Nevertheless, three ole’s to director Dom Pedro for daring to raise the taboo subject right in Buenos Aires, an ethnically-cleansed environ where it’s admittedly hard to find any dark-skinned citizens.
Ole! Ole! Ole!
Very Good (3 stars)
In Spanish, French and English with subtitles
Running time: 93 minutes
OPENING THIS WEEK
For movies opening July 31, 2015
Mission Impossible: Rogue Nation (PG-13 for action, violence and brief partial nudity) Fifth installment of the espionage franchise finds Ethan Hunt (Tom Cruise) reassembling his crack team of spies to take out the international syndicate of deadly assassins targeting IMF agents. Cast includes Jeremy Renner, Ving Rhames, Simon Pegg, Alec Baldwin and Rebecca Ferguson.
Best Of Enemies (R for sexuality, nudity and profanity) File footage documentary featuring the series of nine, nationally-televised, live-TV debates between liberal Gore Vidal and arch-conservative William F. Buckley covering such hot-button topics as politics, religion and sexuality, which degenerated into name-calling affairs where the pair referred to each other as a “crypto-Nazi” and a “queer.” Includes commentary by Dick Cavett, Kelsey Grammer, Noam Chomsky, John Lithgow and the late Christopher Hitchens.
The End Of The Tour (R for profanity and some sexual references) Road flick revolving around the five-day interview conducted by Rolling Stone reporter David Lipsky (Jesse Eisenberg) with the late David Foster Wallace (Jason Segel) while the troubled scribe was on a book tour for his inscrutable, 1,000-page best-seller, Infinite Jest. With Ron Livingston, Anna Chumsky and Joan Cusack.
I Am Chris Farley (Unrated) Reverential retrospective about the life of the late comedian from his meteoric rise to an early demise. Featuring reminiscences by colleagues like Adam Sandler, Mike Myers, Dan Aykroyd, David Spade, Bob Saget, Molly Shannon and Jon Lovitz.

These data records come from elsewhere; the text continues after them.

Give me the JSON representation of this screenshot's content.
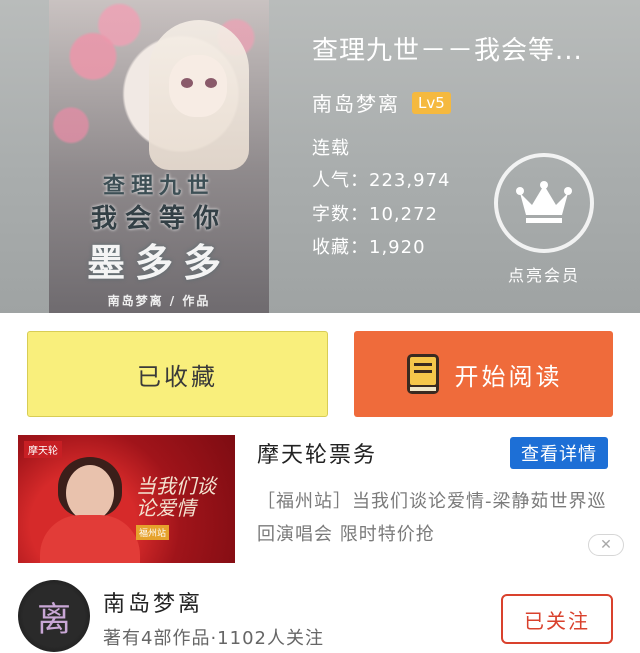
{
  "book": {
    "title": "查理九世－－我会等...",
    "author": "南岛梦离",
    "level": "Lv5",
    "status": "连载",
    "popularity": "人气：223,974",
    "words": "字数：10,272",
    "favorites": "收藏：1,920",
    "cover_text": {
      "line1": "查理九世",
      "line2": "我会等你",
      "line3": "墨多多",
      "line4": "南岛梦离 / 作品"
    }
  },
  "vip": {
    "label": "点亮会员",
    "icon": "crown-icon"
  },
  "actions": {
    "favorite_label": "已收藏",
    "read_label": "开始阅读",
    "read_icon": "book-icon",
    "favorite_color": "#f9ef7c",
    "read_color": "#ef6b3b"
  },
  "ad": {
    "title": "摩天轮票务",
    "detail_button": "查看详情",
    "description": "［福州站］当我们谈论爱情-梁静茹世界巡回演唱会 限时特价抢",
    "close_label": "✕",
    "image_text": {
      "logo": "摩天轮",
      "script": "当我们谈论爱情",
      "tag": "福州站"
    },
    "button_color": "#1d6fd6"
  },
  "author_footer": {
    "avatar_text": "离",
    "name": "南岛梦离",
    "stats": "著有4部作品·1102人关注",
    "follow_label": "已关注",
    "follow_color": "#d9412d"
  }
}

Jenny’s Wedding (PG-13 for mature themes and a crude sexual reference) Katherine Heigl plays the title character in this out-of-the-closet comedy about a lesbian who only informs her homophobic parents (Linda Emond and Tom Wilkinson) that she’s gay the day she and her longtime “roommate” announce their engagement. Ensemble cast includes Grace Gummer, Alexis Bledel and Matthew Metzger.
The Kindergarten Teacher (Unrated) Coming-of-age drama, set in Jerusalem and Tel Aviv, revolving around a kindergarten teacher (Sarit Larry) who takes a special interest in a precocious, five-year-old poet (Avi Shnaidman). With Lior Raz, Jil Ben David and Ester Rada. (In Hebrew with subtitles)
A LEGO Brickumentary (G) More than a toy documentary, narrated by Jason Bateman, examining LEGO as a cultural phenomenon.
Listen To Me Marlon (Unrated) Vanity biopic chronicling the life and times of Marlon Brando from the late screen icon’s own perspective as preserved in his personal archive of home videos and audio recordings.
The Pilgrim: Paulo Coelho’s Best Story (Unrated) Against-the-odds biopic tracing the Brazilian writer’s (Julio Andrade) rise from humble roots and mental illness to best-selling author of The Alchemist and dozens of other novels. (In Portuguese and Spanish with subtitles)
The Seventh Dwarf (Unrated) Animated variation of the Snow White fairytale finds the seven dwarfs embarking on a perilous adventure in search of a prince to revive a sleeping princess (Peyton List) with a kiss and thereby awaken the somnolent kingdom from a century-long slumber. Voice cast includes Nina Hagen, Cameron Elvin and Norm MacDonald.
Staten Island Summer (R for sexuality, nudity, crude humor, drug use, teen partying and pervasive profanity) Raunchy teensploitation flick revolving around a couple of recent high school grads (Graham Phillips and Zack Pearlman) who take summer jobs as lifeguards while trying to decide what to do next with their lives. With Kate McKinnon, Bobby Moynihan, Will Forte, Method Man, Fred Armisen, Cecily Strong and Jim Gaffigan.
That Sugar Film (Unrated) Super Size Me-style exposé written and directed by Damon Gameau in which the Aussie actor conducts an experiment on his own body to illustrate the deleterious effects of a high-sugar diet.